|Dream come true, or night ruining train wreck?|
"Be careful what you wish for, you might just get it"
~ Your annoying roommate who thinks he knows what's best for you ~
Have you ever thought you wanted something so badly that you would change your plans drastically just to get it? Shifted your entire vacation schedule to make sure you see a hallowed church or glorious ancient wonder of the world? Well that's how I felt about trying poutine in Montreal last weekend. While investing one of my many free days in a trip to Montreal, my travel buddy and friend of the blog Shwa "Slow Jam" Losben asked me how I wanted to spend our big day out Quebec's white-washed Gotham. Without doubt or hesitation, I demanded merely that we see Old Montreal and check out the poutine selection. History and snack food, that's what I'm all about.
Poutine, for those who don't know, is a big pile of french fries, smothered in brown gravy and covered with bits of squeaky cheese curd. Needless to say, this was going to require another pass on my no-dairy policy and at least two lactaid to ensure my personal safety. For the whole day Sunday, we asked every local we met where we could score the best poutine in town - general consensus was La Banquise, a short cab ride from where we had spent most of the afternoon day drinking and engaging in enlightened discourse. Predictably, what started with a meaningful conversation about the distinctions between macro- and micro-level morality over a pint of Boreale devolved into a pissing contest about which one of us was smarter over happy hour shots of Jack Daniels. With both the weather and the conversation turning stormy, we hopped a taxi and handed the nice man behind the wheel a piece of paper with La Banquise scribbled on it in Sharpie. As Shwa was quick to point out, I dropped into my broken "not sure if you speak English" English, and I asked driver, "you know this? Can you drive there yes?"
"Yeah I know it, hop on in guys," he shot back in perfect diction.
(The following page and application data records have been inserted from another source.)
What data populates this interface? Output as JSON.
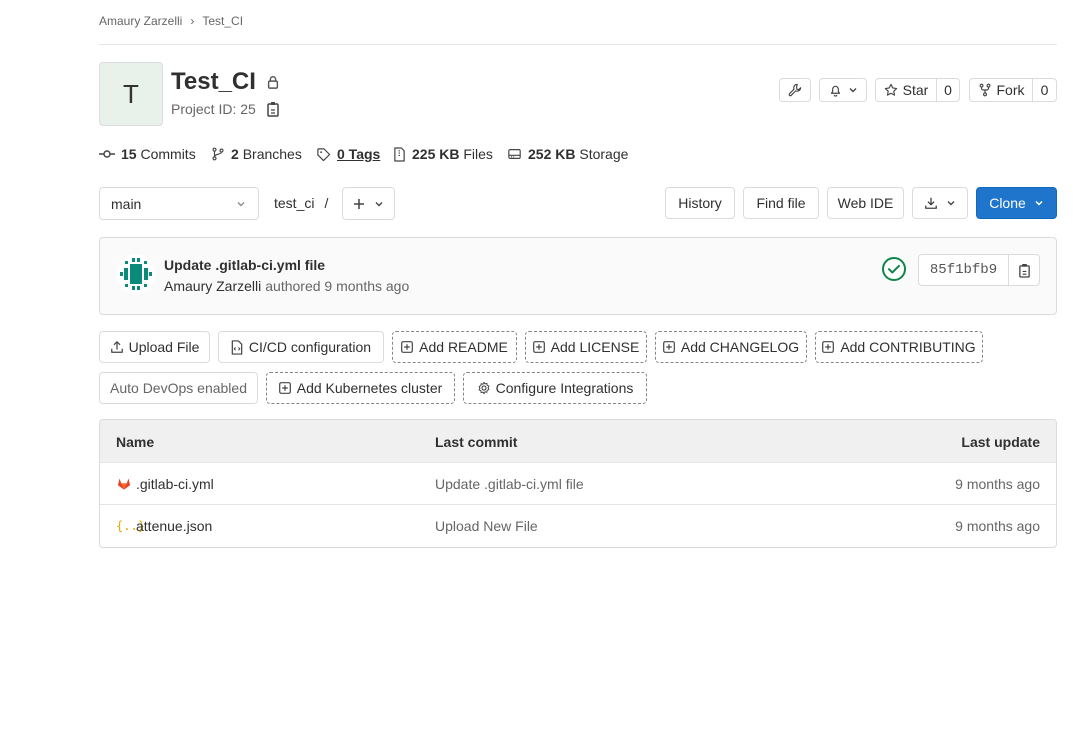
{
  "breadcrumb": {
    "owner": "Amaury Zarzelli",
    "separator": "›",
    "project": "Test_CI"
  },
  "project": {
    "avatar_letter": "T",
    "title": "Test_CI",
    "id_label": "Project ID: 25"
  },
  "actions": {
    "star_label": "Star",
    "star_count": "0",
    "fork_label": "Fork",
    "fork_count": "0"
  },
  "stats": {
    "commits_count": "15",
    "commits_label": "Commits",
    "branches_count": "2",
    "branches_label": "Branches",
    "tags_label": "0 Tags",
    "files_size": "225 KB",
    "files_label": "Files",
    "storage_size": "252 KB",
    "storage_label": "Storage"
  },
  "toolbar": {
    "branch": "main",
    "path": "test_ci",
    "path_sep": "/",
    "history": "History",
    "find_file": "Find file",
    "web_ide": "Web IDE",
    "clone": "Clone"
  },
  "commit": {
    "message": "Update .gitlab-ci.yml file",
    "author": "Amaury Zarzelli",
    "meta": "authored 9 months ago",
    "sha": "85f1bfb9",
    "status_color": "#108548"
  },
  "quick_actions": {
    "upload_file": "Upload File",
    "cicd_config": "CI/CD configuration",
    "add_readme": "Add README",
    "add_license": "Add LICENSE",
    "add_changelog": "Add CHANGELOG",
    "add_contributing": "Add CONTRIBUTING",
    "auto_devops": "Auto DevOps enabled",
    "add_k8s": "Add Kubernetes cluster",
    "configure_integrations": "Configure Integrations"
  },
  "table": {
    "headers": {
      "name": "Name",
      "last_commit": "Last commit",
      "last_update": "Last update"
    },
    "rows": [
      {
        "name": ".gitlab-ci.yml",
        "icon": "gitlab-icon",
        "commit": "Update .gitlab-ci.yml file",
        "updated": "9 months ago"
      },
      {
        "name": "attenue.json",
        "icon": "json-icon",
        "commit": "Upload New File",
        "updated": "9 months ago"
      }
    ]
  },
  "colors": {
    "accent": "#1f75cb",
    "success": "#108548",
    "gitlab_orange": "#e24329",
    "json_yellow": "#e0a800",
    "avatar_teal": "#0a8a7a"
  }
}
The meter ticked up at what appeared to be an alarming pace, and a bit of panic helped clear the clouds in my head left behind by our impromptu bar crawl. We've been driving an awfully long time, I thought to myself. This poutine better be friggin' awesome. After a rainy exit from the overpriced cab, we got seated pretty quickly at the super tacky and super busy La Banquise, and my compatriot and I settled quickly on splitting a large original style poutine and a couple of brewskies. My fork shaking with anticipation, I dove in head first as soon as my prize arrived on the table, unapologetically shoving three full spoonfuls into my face before coming up for air. I leaned back. I savored.
I hated it. How this was possible I knew not. Apparently I had incorrectly assumed that because each element of this delightful mess was in and of itself delicious, the mixed whole would be triply amazing. To be entirely fair to the dish, perhaps it suffered from a bit of "anticipation failure" as much as it was itself a disappointment. Once it was built up in my mind as the greatest thing ever, the very purpose of my visit to a foreign country, it's hard to really live up to that hype. At that point, my poutine needed to be extraordinary simply to meet my most basic of expectations. Such is the danger of building up your travel expectations without really knowing what you're getting into - for all the people that see Angkor Watt and oooh and aaah with joy, there are assuredly just as many vacationers that meh and sigh.
Granted, being saddened by the site of a hallowed 800 year old Khmer temple mountain is a slightly bigger let down than receiving middling poutine in the frozen north, but it still sucks to get exactly what you want only to discover it sucks.